Given the importance of water infrastructure in national development, the government is continuing to build water conservancy facilities to balance supplies across seasons, stabilize livelihoods and provide a solid foundation for economic development. And as climate change has increased risk of water shortages as well as the demand for water over the past few years, Taiwan’s water policies have also focused on stronger management and the diversification of water resources.

Strategies include improving reservoir utilization to promote sustainability, promoting water conservation, reducing loss due to leakage, improving water use efficiency, and developing other water resources (including underground streams, reservoirs, artificial lakes, desalinated seawater and recycled water). Major water conservation legislation such as the Reclaimed Water Resources Development Act, the Water Supply Act and the Water Act also promote a sustainable and reliable supply of water.


III. Conservation measures help meet dry season water demand

The MOEA has launched and implemented the following measures to ensure the reliability of water supplies during the 2017 dry season:

A. Conserving water used for agricultural purposes: After the 2016 rainy season, the MOEA coordinated irrigation associations in irrigation districts served by the Shimen, Zengwen, and Wushanto reservoirs to conserve water used for irrigation, and reduce supply depending on actual precipitation. This initiative saved approximately 42 million metric tons of water.

B. Controlling reservoir outflow: To extend water supplies, limits have been placed on outflow volume from major reservoirs such as Shimen (13.5 million metric tons every 10 days), Yongheshan (150,000 metric tons per day), Mingde (40,000 metric tons per day), Liyutan (650,000 metric tons per day) and Nanhua (450,000 metric tons per day).

C. Reallocating water across regions: The Taipei Water Department has increased its water supply to New Taipei City from 180,000 to 300,000 metric tons daily. Kaohsiung is also providing 30,000 metric tons of water to Tainan per day.

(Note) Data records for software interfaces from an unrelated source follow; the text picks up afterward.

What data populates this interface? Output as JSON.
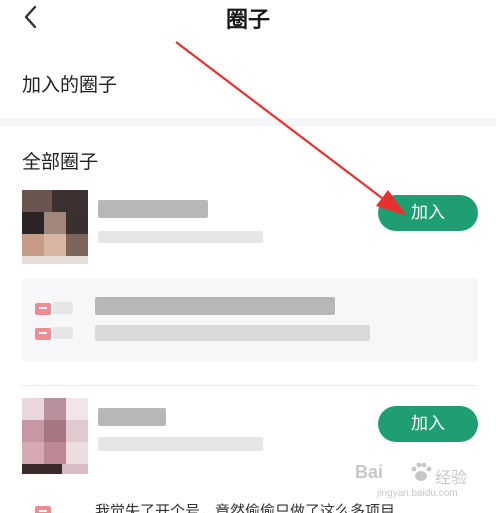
{
  "header": {
    "title": "圈子"
  },
  "sections": {
    "joined_title": "加入的圈子",
    "all_title": "全部圈子"
  },
  "circles": [
    {
      "join_label": "加入"
    },
    {
      "join_label": "加入"
    }
  ],
  "bottom_snippet": "我觉失了开个号，竟然偷偷只做了这么多项目",
  "watermark": {
    "brand": "Bai",
    "cn": "经验",
    "url": "jingyan.baidu.com"
  },
  "colors": {
    "accent": "#1f9e74",
    "annotation_arrow": "#e8302e",
    "tag_icon": "#f08b93"
  }
}
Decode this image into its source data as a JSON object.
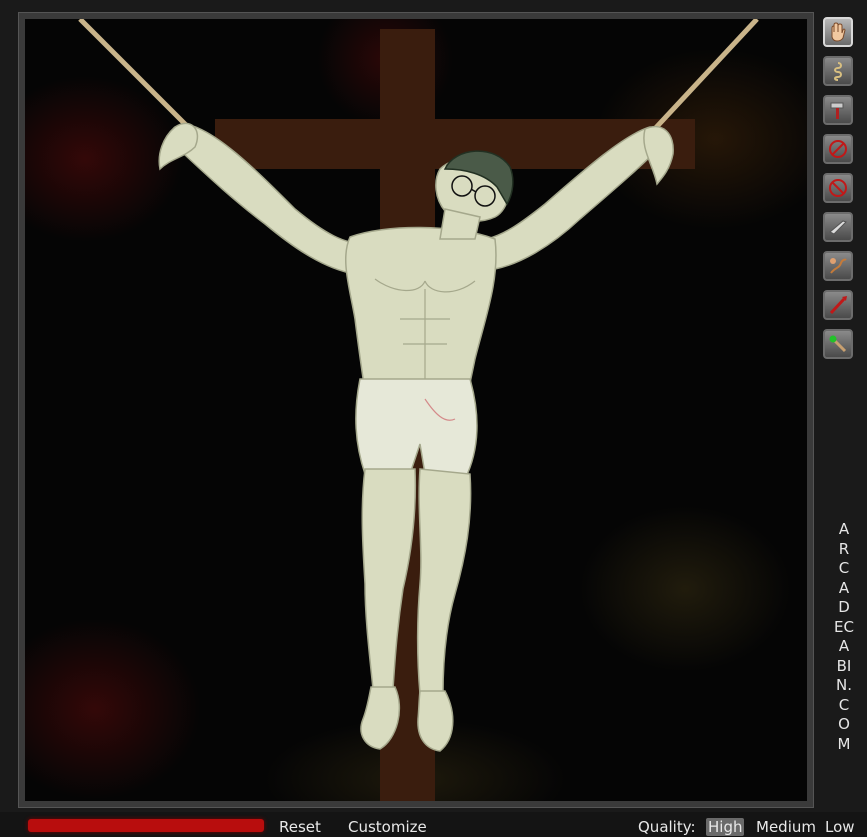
{
  "toolbar": {
    "tools": [
      {
        "icon": "hand-icon",
        "selected": true
      },
      {
        "icon": "rope-coil-icon",
        "selected": false
      },
      {
        "icon": "hammer-icon",
        "selected": false
      },
      {
        "icon": "no-nail-icon",
        "selected": false
      },
      {
        "icon": "no-spike-icon",
        "selected": false
      },
      {
        "icon": "knife-icon",
        "selected": false
      },
      {
        "icon": "whip-icon",
        "selected": false
      },
      {
        "icon": "red-spear-icon",
        "selected": false
      },
      {
        "icon": "magic-wand-icon",
        "selected": false
      }
    ]
  },
  "sidebar": {
    "site_text": "ARCADECABIN.COM"
  },
  "bottom_bar": {
    "reset_label": "Reset",
    "customize_label": "Customize",
    "quality_label": "Quality:",
    "quality_options": [
      "High",
      "Medium",
      "Low"
    ],
    "quality_selected": "High",
    "banner_color": "#b80d0d"
  },
  "scene": {
    "background_color": "#050505",
    "cross_color": "#3a1d0e",
    "rope_color": "#c9b48a",
    "figure_color": "#d9dcc0"
  }
}
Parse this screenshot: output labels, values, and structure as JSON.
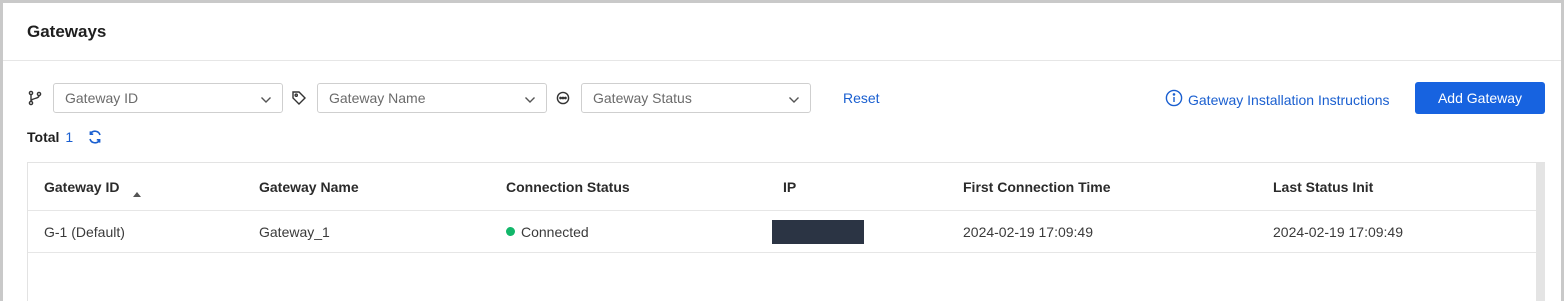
{
  "page": {
    "title": "Gateways"
  },
  "filters": {
    "gateway_id": {
      "placeholder": "Gateway ID",
      "icon": "branch-icon"
    },
    "gateway_name": {
      "placeholder": "Gateway Name",
      "icon": "tag-icon"
    },
    "gateway_status": {
      "placeholder": "Gateway Status",
      "icon": "status-icon"
    },
    "reset_label": "Reset"
  },
  "actions": {
    "install_label": "Gateway Installation Instructions",
    "add_label": "Add Gateway"
  },
  "summary": {
    "total_label": "Total",
    "total_count": "1"
  },
  "table": {
    "columns": [
      "Gateway ID",
      "Gateway Name",
      "Connection Status",
      "IP",
      "First Connection Time",
      "Last Status Init"
    ],
    "rows": [
      {
        "gateway_id": "G-1 (Default)",
        "gateway_name": "Gateway_1",
        "connection_status": "Connected",
        "first_connection_time": "2024-02-19 17:09:49",
        "last_status_init": "2024-02-19 17:09:49"
      }
    ]
  },
  "colors": {
    "accent": "#1763e0",
    "link": "#1a5fd0",
    "connected": "#12b76a",
    "ip_mask": "#2b3444"
  }
}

D. Continue promoting water conservation: Nationwide conservation efforts in 2016 saved 18.7 million metric tons of water: 2.57 million by the 22 public and private organizations cited for outstanding water conservation efforts; 1.54 million by government agencies, schools and military units through routine conservation practices (lowering water usage by 2 percent); and 14.59 million from the use of water-saving appliances and products (3.24 million water-saving labels were attached to these products).

E. Drought response preparedness: As of December 2016, the government had surveyed 1,067 water wells island-wide that could supply water in the event of a drought.


IV. Conclusion

To prepare for the coming dry season, the MOEA has convened two rounds of review meetings while monitoring reservoir storage levels and assessing the reallocation of water supplies. Depending on reservoir and precipitation levels, the ministry will take suitable measures to secure water supplies for the dry season.

Water conservation is important, even in times of plenty, so everyone should work together to save water for the future. To maintain the sustainability and reliability of the nation’s water supplies, the government will implement risk management procedures, continue to balance supply and demand more effectively, develop new water resources, build diverse and sustainable supply systems, strengthen water reallocation capabilities, and protect natural water catchments. All of these efforts will help to improve quality of life while supporting Taiwan’s continued social and economic development.